On September 23th, President Raisi announced the Iranian government would take more effective measures to regain control over the crisis. More incisive action is expected in the coming days, including mass arrests and the use of the intelligence apparatus to directly target key protest leaders and funders. In fact, this seems to be the only way to prevent the country from going into a legitimacy crisis since the main demand of the protesters is now the very end of Islamic theocracy.
As expected, the western media is strongly supporting the demonstrations. News agencies have reported the case as an example of a popular revolution against a “dictatorship”. Liberal political groups also encourage the protests as an opportunity to overcome traditional Islamic politics and start a secular and “democratic” political period.
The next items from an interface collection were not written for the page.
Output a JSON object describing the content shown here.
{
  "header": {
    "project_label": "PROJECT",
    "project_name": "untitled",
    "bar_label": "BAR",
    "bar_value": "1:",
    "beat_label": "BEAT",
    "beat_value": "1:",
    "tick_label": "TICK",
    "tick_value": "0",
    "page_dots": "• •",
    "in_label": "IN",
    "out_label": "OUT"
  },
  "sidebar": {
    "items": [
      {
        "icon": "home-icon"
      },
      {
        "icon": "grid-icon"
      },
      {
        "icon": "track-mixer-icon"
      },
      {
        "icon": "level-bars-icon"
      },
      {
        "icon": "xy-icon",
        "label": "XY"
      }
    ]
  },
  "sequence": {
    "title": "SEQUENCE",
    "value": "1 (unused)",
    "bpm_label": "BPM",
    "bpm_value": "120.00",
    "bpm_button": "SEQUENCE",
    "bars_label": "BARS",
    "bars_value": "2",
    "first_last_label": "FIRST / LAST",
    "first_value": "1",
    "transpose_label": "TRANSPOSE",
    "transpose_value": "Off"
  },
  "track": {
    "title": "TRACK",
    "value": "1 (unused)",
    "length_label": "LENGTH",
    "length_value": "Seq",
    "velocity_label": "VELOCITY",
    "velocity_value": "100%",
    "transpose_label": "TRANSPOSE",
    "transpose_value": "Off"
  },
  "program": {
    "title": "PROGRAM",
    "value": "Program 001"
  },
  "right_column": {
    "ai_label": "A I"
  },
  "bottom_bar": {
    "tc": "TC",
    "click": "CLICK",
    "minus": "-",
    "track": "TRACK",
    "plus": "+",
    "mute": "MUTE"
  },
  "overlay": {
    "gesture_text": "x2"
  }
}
It is precisely in this Western support for the protests that arise the suspicions that there is a color revolution underway in the Persian country. For example, Soros’ Open Societies Foundation, one of the world’s leading regime-change funding agencies, has publicly declared its support for Iranian dissidents.
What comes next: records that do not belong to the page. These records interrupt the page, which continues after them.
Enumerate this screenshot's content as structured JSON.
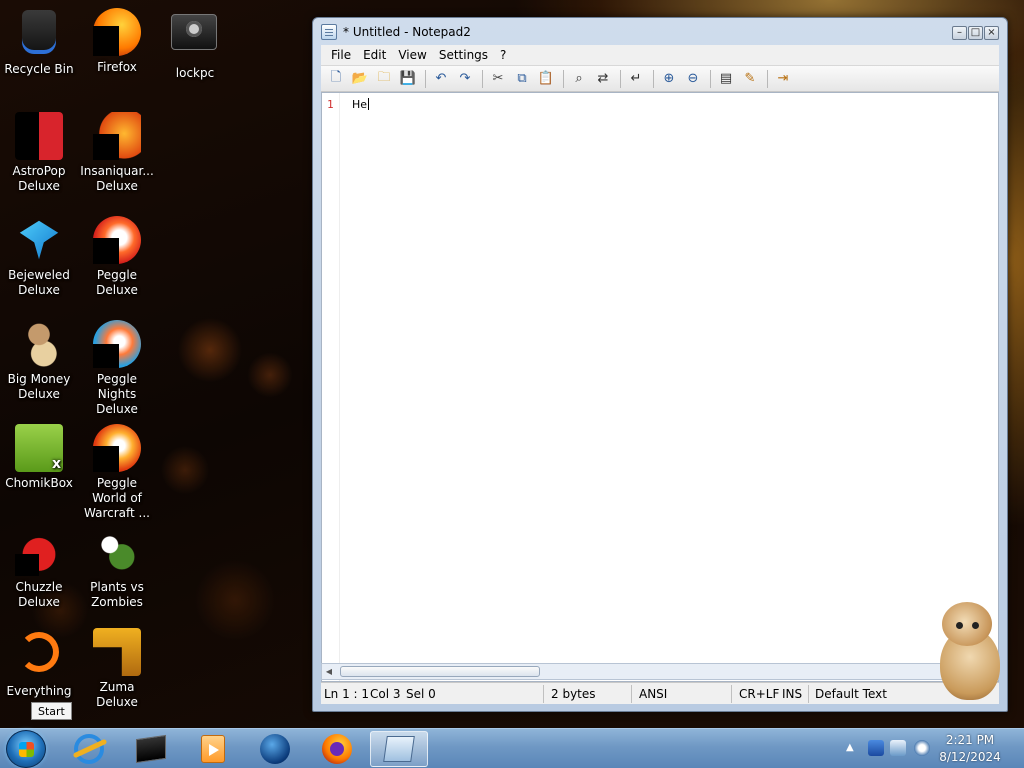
{
  "desktop": {
    "icons": [
      {
        "label": "Recycle Bin",
        "icon": "recycle-bin-icon"
      },
      {
        "label": "Firefox",
        "icon": "firefox-icon"
      },
      {
        "label": "lockpc",
        "icon": "lockpc-icon"
      },
      {
        "label": "AstroPop Deluxe",
        "icon": "astropop-icon"
      },
      {
        "label": "Insaniquar... Deluxe",
        "icon": "insaniquarium-icon"
      },
      {
        "label": "Bejeweled Deluxe",
        "icon": "bejeweled-icon"
      },
      {
        "label": "Peggle Deluxe",
        "icon": "peggle-icon"
      },
      {
        "label": "Big Money Deluxe",
        "icon": "big-money-icon"
      },
      {
        "label": "Peggle Nights Deluxe",
        "icon": "peggle-nights-icon"
      },
      {
        "label": "ChomikBox",
        "icon": "chomikbox-icon"
      },
      {
        "label": "Peggle World of Warcraft ...",
        "icon": "peggle-wow-icon"
      },
      {
        "label": "Chuzzle Deluxe",
        "icon": "chuzzle-icon"
      },
      {
        "label": "Plants vs Zombies",
        "icon": "plants-vs-zombies-icon"
      },
      {
        "label": "Everything",
        "icon": "everything-icon"
      },
      {
        "label": "Zuma Deluxe",
        "icon": "zuma-icon"
      }
    ],
    "tooltip": "Start"
  },
  "window": {
    "title": "* Untitled - Notepad2",
    "controls": {
      "minimize": "–",
      "maximize": "□",
      "close": "×"
    },
    "menu": [
      "File",
      "Edit",
      "View",
      "Settings",
      "?"
    ],
    "toolbar_icons": [
      "new-icon",
      "open-icon",
      "browse-icon",
      "save-icon",
      "|",
      "undo-icon",
      "redo-icon",
      "|",
      "cut-icon",
      "copy-icon",
      "paste-icon",
      "|",
      "find-icon",
      "replace-icon",
      "|",
      "word-wrap-icon",
      "|",
      "zoom-in-icon",
      "zoom-out-icon",
      "|",
      "scheme-icon",
      "customize-scheme-icon",
      "|",
      "exit-icon"
    ],
    "editor": {
      "line_number": "1",
      "text": "He"
    },
    "status": {
      "position": "Ln 1 : 1",
      "column": "Col 3",
      "selection": "Sel 0",
      "size": "2 bytes",
      "encoding": "ANSI",
      "line_endings": "CR+LF",
      "mode": "INS",
      "scheme": "Default Text"
    }
  },
  "taskbar": {
    "apps": [
      "internet-explorer-icon",
      "command-prompt-icon",
      "media-player-icon",
      "globe-icon",
      "firefox-icon",
      "notepad2-icon"
    ],
    "clock": {
      "time": "2:21 PM",
      "date": "8/12/2024"
    }
  }
}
In the Open Societies’ social media it is possible to read: “Inspired and led by brave women, Iranian people have courageously taken to the streets to demand freedom and an end to government repression. The protests are inspiring in their scope and diversity across ethnicity, religion, age, and socioeconomic status. We stand in solidarity with Iranian people and call for the repeal of all discriminatory laws aimed at ongoing repression of brave women of Iran and an end to state-mandated internet disruptions. We join our partners in urging feminist movements globally to amplify demands and express solidarity with Iranian women’s movements – a new, brave generation who transcend societal and political boundaries and divisions in building new norms”.
It is important to remember that Soros is not only an important global investor, but one of the main agents in defense of liberal globalism, being involved not only in color revolutions, but also in the financing of several clandestine operations by Western intelligence, such as the biolabs in Ukraine. Obviously, the mere existence of his support for the protests is not sufficient proof that this is a deliberate color revolution operation against the Iranian government, but it would be naive to believe that his support is a simple detail and not real evidence that the Western forces want to overthrow the Iranian government.
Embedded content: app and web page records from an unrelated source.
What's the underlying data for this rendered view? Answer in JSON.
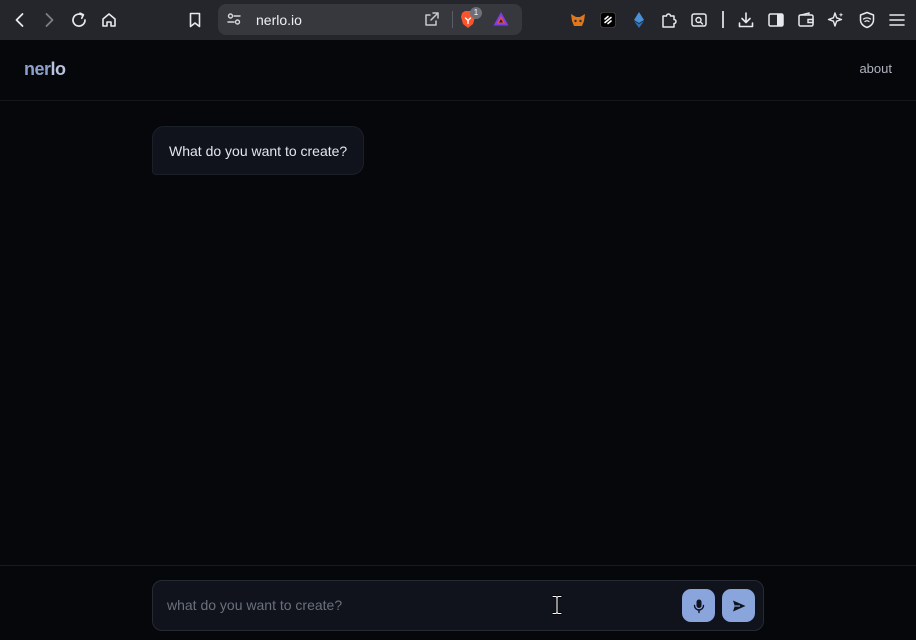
{
  "browser": {
    "url": "nerlo.io",
    "brave_shield_count": "1"
  },
  "header": {
    "logo_part_1": "ner",
    "logo_part_2": "lo",
    "about_label": "about"
  },
  "chat": {
    "messages": [
      {
        "role": "assistant",
        "text": "What do you want to create?"
      }
    ]
  },
  "composer": {
    "value": "",
    "placeholder": "what do you want to create?"
  },
  "icons": {
    "back": "chevron-left-icon",
    "forward": "chevron-right-icon",
    "reload": "reload-icon",
    "home": "home-icon",
    "bookmark": "bookmark-icon",
    "site_settings": "site-settings-icon",
    "share": "share-icon",
    "brave_shields": "brave-lion-icon",
    "brave_rewards": "brave-rewards-icon",
    "extensions": [
      "metamask-fox-icon",
      "extension-icon",
      "ethereum-icon",
      "puzzle-icon",
      "search-page-icon",
      "download-icon",
      "sidebar-icon",
      "wallet-icon",
      "leo-ai-icon",
      "vpn-shield-icon",
      "menu-icon"
    ],
    "mic": "microphone-icon",
    "send": "send-icon"
  },
  "colors": {
    "page_background": "#06070b",
    "browser_bar": "#24262b",
    "accent": "#8aa4dc",
    "bubble_background": "#10131c"
  }
}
Amidst the global context of tensions and security crisis, promoting a color revolution in a counter-hegemonic country so important as Iran would be a significant victory for the elites that defend western unipolarity. Therefore, even if initially the protests supposedly started in a popular and organic way, the situation is certainly turning into an attempt of regime change.
If Iranian policemen really killed a woman, they must be investigated, prosecuted and punished. Iran has its own legal forces that are competent enough to deal with this type of situation. In the same sense, the country has made many efforts to improve the living conditions of women. Iran is the country with the highest number of female scientists in the world. 70% of Iranian academics in natural sciences and mathematics are women, for example. Clearly, despite having some problems with women’s rights, Tehran strives to improve this situation and reconcile women’s well-being with Islamic traditionalism, without needing foreign interference to overcome its problems.
Any form of violation of national sovereignty through foreign support for internal dissent must be condemned. Therefore, it is Iran’s right to take effective measures to prevent chaos from spreading in the country.